Interface dataset entries

----

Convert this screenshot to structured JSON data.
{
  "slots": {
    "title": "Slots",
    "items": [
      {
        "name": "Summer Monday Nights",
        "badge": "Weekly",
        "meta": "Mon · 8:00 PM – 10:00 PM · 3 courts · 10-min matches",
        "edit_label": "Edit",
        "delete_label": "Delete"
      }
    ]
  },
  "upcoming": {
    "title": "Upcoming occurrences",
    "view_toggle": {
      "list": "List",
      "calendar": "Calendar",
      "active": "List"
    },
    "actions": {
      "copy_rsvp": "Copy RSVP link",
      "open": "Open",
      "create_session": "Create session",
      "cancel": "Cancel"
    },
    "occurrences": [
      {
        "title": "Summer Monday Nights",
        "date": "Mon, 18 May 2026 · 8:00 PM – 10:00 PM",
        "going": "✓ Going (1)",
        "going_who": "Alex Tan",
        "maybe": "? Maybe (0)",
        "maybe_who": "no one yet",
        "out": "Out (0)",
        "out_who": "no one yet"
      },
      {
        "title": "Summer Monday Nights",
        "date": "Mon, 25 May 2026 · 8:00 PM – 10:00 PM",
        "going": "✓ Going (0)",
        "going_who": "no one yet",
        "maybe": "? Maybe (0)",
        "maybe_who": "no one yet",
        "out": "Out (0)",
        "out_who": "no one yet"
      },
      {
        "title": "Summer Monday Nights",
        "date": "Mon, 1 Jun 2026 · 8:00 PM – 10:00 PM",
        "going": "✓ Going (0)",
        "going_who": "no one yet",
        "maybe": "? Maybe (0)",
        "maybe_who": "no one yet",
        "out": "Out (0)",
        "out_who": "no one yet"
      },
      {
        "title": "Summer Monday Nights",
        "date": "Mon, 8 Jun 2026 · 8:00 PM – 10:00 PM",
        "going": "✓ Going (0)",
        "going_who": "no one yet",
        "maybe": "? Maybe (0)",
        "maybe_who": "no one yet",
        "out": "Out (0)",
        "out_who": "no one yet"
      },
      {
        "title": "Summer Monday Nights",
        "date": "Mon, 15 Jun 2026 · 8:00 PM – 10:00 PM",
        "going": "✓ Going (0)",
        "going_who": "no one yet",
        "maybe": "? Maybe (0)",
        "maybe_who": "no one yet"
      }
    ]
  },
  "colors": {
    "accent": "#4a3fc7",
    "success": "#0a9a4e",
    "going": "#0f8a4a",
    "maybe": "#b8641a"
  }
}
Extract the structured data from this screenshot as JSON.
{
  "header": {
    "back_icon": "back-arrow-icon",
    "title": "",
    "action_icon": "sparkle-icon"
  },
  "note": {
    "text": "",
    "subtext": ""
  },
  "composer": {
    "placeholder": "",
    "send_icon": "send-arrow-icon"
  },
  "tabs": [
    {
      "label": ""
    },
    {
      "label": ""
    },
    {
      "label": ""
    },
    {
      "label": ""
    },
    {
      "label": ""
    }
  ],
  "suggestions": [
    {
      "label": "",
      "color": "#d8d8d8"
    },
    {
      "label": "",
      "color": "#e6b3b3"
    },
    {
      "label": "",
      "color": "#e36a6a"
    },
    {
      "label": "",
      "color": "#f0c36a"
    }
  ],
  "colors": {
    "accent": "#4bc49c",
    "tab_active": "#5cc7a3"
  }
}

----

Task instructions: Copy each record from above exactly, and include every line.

Task output:
Convert this screenshot to structured JSON data.
{
  "slots": {
    "title": "Slots",
    "items": [
      {
        "name": "Summer Monday Nights",
        "badge": "Weekly",
        "meta": "Mon · 8:00 PM – 10:00 PM · 3 courts · 10-min matches",
        "edit_label": "Edit",
        "delete_label": "Delete"
      }
    ]
  },
  "upcoming": {
    "title": "Upcoming occurrences",
    "view_toggle": {
      "list": "List",
      "calendar": "Calendar",
      "active": "List"
    },
    "actions": {
      "copy_rsvp": "Copy RSVP link",
      "open": "Open",
      "create_session": "Create session",
      "cancel": "Cancel"
    },
    "occurrences": [
      {
        "title": "Summer Monday Nights",
        "date": "Mon, 18 May 2026 · 8:00 PM – 10:00 PM",
        "going": "✓ Going (1)",
        "going_who": "Alex Tan",
        "maybe": "? Maybe (0)",
        "maybe_who": "no one yet",
        "out": "Out (0)",
        "out_who": "no one yet"
      },
      {
        "title": "Summer Monday Nights",
        "date": "Mon, 25 May 2026 · 8:00 PM – 10:00 PM",
        "going": "✓ Going (0)",
        "going_who": "no one yet",
        "maybe": "? Maybe (0)",
        "maybe_who": "no one yet",
        "out": "Out (0)",
        "out_who": "no one yet"
      },
      {
        "title": "Summer Monday Nights",
        "date": "Mon, 1 Jun 2026 · 8:00 PM – 10:00 PM",
        "going": "✓ Going (0)",
        "going_who": "no one yet",
        "maybe": "? Maybe (0)",
        "maybe_who": "no one yet",
        "out": "Out (0)",
        "out_who": "no one yet"
      },
      {
        "title": "Summer Monday Nights",
        "date": "Mon, 8 Jun 2026 · 8:00 PM – 10:00 PM",
        "going": "✓ Going (0)",
        "going_who": "no one yet",
        "maybe": "? Maybe (0)",
        "maybe_who": "no one yet",
        "out": "Out (0)",
        "out_who": "no one yet"
      },
      {
        "title": "Summer Monday Nights",
        "date": "Mon, 15 Jun 2026 · 8:00 PM – 10:00 PM",
        "going": "✓ Going (0)",
        "going_who": "no one yet",
        "maybe": "? Maybe (0)",
        "maybe_who": "no one yet"
      }
    ]
  },
  "colors": {
    "accent": "#4a3fc7",
    "success": "#0a9a4e",
    "going": "#0f8a4a",
    "maybe": "#b8641a"
  }
}
Extract the structured data from this screenshot as JSON.
{
  "header": {
    "back_icon": "back-arrow-icon",
    "title": "",
    "action_icon": "sparkle-icon"
  },
  "note": {
    "text": "",
    "subtext": ""
  },
  "composer": {
    "placeholder": "",
    "send_icon": "send-arrow-icon"
  },
  "tabs": [
    {
      "label": ""
    },
    {
      "label": ""
    },
    {
      "label": ""
    },
    {
      "label": ""
    },
    {
      "label": ""
    }
  ],
  "suggestions": [
    {
      "label": "",
      "color": "#d8d8d8"
    },
    {
      "label": "",
      "color": "#e6b3b3"
    },
    {
      "label": "",
      "color": "#e36a6a"
    },
    {
      "label": "",
      "color": "#f0c36a"
    }
  ],
  "colors": {
    "accent": "#4bc49c",
    "tab_active": "#5cc7a3"
  }
}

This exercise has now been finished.